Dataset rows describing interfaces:
◆ ◆ ◆ ◆

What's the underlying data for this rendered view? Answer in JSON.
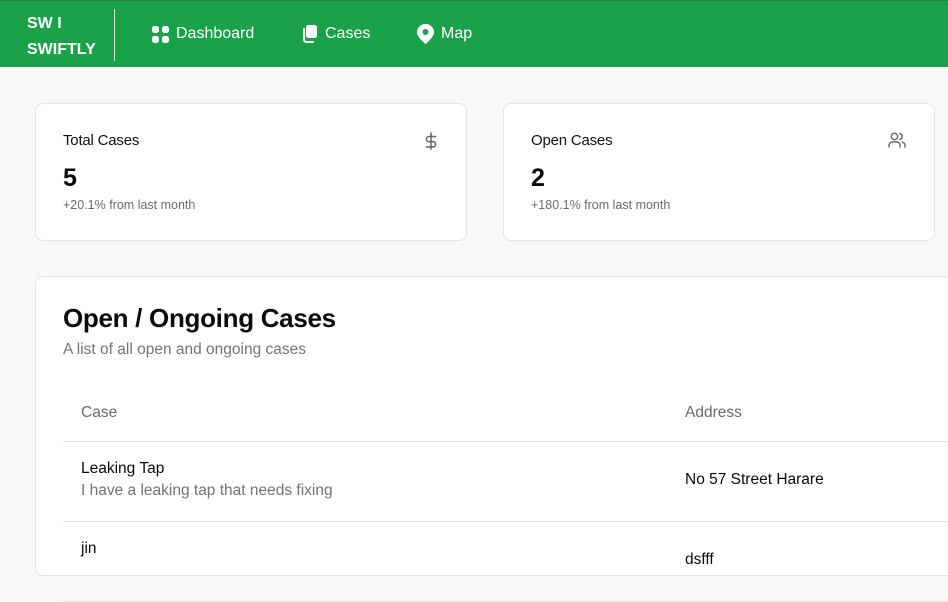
{
  "brand": {
    "line1": "SW I",
    "line2": "SWIFTLY"
  },
  "nav": [
    {
      "label": "Dashboard",
      "icon": "dashboard-grid-icon"
    },
    {
      "label": "Cases",
      "icon": "cases-copy-icon"
    },
    {
      "label": "Map",
      "icon": "map-pin-icon"
    }
  ],
  "stats": [
    {
      "title": "Total Cases",
      "value": "5",
      "sub": "+20.1% from last month",
      "icon": "dollar-icon"
    },
    {
      "title": "Open Cases",
      "value": "2",
      "sub": "+180.1% from last month",
      "icon": "users-icon"
    }
  ],
  "cases": {
    "title": "Open / Ongoing Cases",
    "description": "A list of all open and ongoing cases",
    "columns": {
      "case": "Case",
      "address": "Address"
    },
    "rows": [
      {
        "title": "Leaking Tap",
        "description": "I have a leaking tap that needs fixing",
        "address": "No 57 Street Harare"
      },
      {
        "title": "jin",
        "description": "",
        "address": "dsfff"
      }
    ]
  },
  "colors": {
    "primary": "#19a24a",
    "background": "#f8f8f8",
    "border": "#e4e4e7",
    "muted": "#737373"
  }
}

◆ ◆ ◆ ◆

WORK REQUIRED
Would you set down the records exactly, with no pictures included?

SOLVED EXERCISE
What's the underlying data for this rendered view? Answer in JSON.
{
  "brand": {
    "line1": "SW I",
    "line2": "SWIFTLY"
  },
  "nav": [
    {
      "label": "Dashboard",
      "icon": "dashboard-grid-icon"
    },
    {
      "label": "Cases",
      "icon": "cases-copy-icon"
    },
    {
      "label": "Map",
      "icon": "map-pin-icon"
    }
  ],
  "stats": [
    {
      "title": "Total Cases",
      "value": "5",
      "sub": "+20.1% from last month",
      "icon": "dollar-icon"
    },
    {
      "title": "Open Cases",
      "value": "2",
      "sub": "+180.1% from last month",
      "icon": "users-icon"
    }
  ],
  "cases": {
    "title": "Open / Ongoing Cases",
    "description": "A list of all open and ongoing cases",
    "columns": {
      "case": "Case",
      "address": "Address"
    },
    "rows": [
      {
        "title": "Leaking Tap",
        "description": "I have a leaking tap that needs fixing",
        "address": "No 57 Street Harare"
      },
      {
        "title": "jin",
        "description": "",
        "address": "dsfff"
      }
    ]
  },
  "colors": {
    "primary": "#19a24a",
    "background": "#f8f8f8",
    "border": "#e4e4e7",
    "muted": "#737373"
  }
}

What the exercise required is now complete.